== Action item ==
The entries below must be copied exactly as they are.

== Source data ==
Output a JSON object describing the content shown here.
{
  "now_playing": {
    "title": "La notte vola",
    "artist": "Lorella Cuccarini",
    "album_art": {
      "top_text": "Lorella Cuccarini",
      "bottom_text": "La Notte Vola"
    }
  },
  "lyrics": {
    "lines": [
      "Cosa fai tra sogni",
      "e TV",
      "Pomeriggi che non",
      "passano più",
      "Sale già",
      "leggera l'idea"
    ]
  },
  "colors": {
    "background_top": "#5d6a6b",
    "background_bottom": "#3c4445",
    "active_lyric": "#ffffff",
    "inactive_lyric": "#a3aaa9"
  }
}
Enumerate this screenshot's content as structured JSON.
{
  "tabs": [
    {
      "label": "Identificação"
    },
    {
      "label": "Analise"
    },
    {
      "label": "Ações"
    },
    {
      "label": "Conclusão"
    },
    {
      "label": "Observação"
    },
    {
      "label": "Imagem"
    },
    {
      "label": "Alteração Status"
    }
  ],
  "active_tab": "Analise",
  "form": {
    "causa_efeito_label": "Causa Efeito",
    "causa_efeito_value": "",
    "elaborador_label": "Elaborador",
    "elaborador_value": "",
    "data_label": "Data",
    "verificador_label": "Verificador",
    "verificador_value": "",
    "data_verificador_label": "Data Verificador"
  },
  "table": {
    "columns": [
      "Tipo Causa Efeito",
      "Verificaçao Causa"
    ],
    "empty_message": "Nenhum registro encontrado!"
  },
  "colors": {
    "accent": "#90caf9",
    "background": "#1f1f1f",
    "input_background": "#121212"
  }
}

== Answer for the task ==
Output a JSON object describing the content shown here.
{
  "now_playing": {
    "title": "La notte vola",
    "artist": "Lorella Cuccarini",
    "album_art": {
      "top_text": "Lorella Cuccarini",
      "bottom_text": "La Notte Vola"
    }
  },
  "lyrics": {
    "lines": [
      "Cosa fai tra sogni",
      "e TV",
      "Pomeriggi che non",
      "passano più",
      "Sale già",
      "leggera l'idea"
    ]
  },
  "colors": {
    "background_top": "#5d6a6b",
    "background_bottom": "#3c4445",
    "active_lyric": "#ffffff",
    "inactive_lyric": "#a3aaa9"
  }
}
Enumerate this screenshot's content as structured JSON.
{
  "tabs": [
    {
      "label": "Identificação"
    },
    {
      "label": "Analise"
    },
    {
      "label": "Ações"
    },
    {
      "label": "Conclusão"
    },
    {
      "label": "Observação"
    },
    {
      "label": "Imagem"
    },
    {
      "label": "Alteração Status"
    }
  ],
  "active_tab": "Analise",
  "form": {
    "causa_efeito_label": "Causa Efeito",
    "causa_efeito_value": "",
    "elaborador_label": "Elaborador",
    "elaborador_value": "",
    "data_label": "Data",
    "verificador_label": "Verificador",
    "verificador_value": "",
    "data_verificador_label": "Data Verificador"
  },
  "table": {
    "columns": [
      "Tipo Causa Efeito",
      "Verificaçao Causa"
    ],
    "empty_message": "Nenhum registro encontrado!"
  },
  "colors": {
    "accent": "#90caf9",
    "background": "#1f1f1f",
    "input_background": "#121212"
  }
}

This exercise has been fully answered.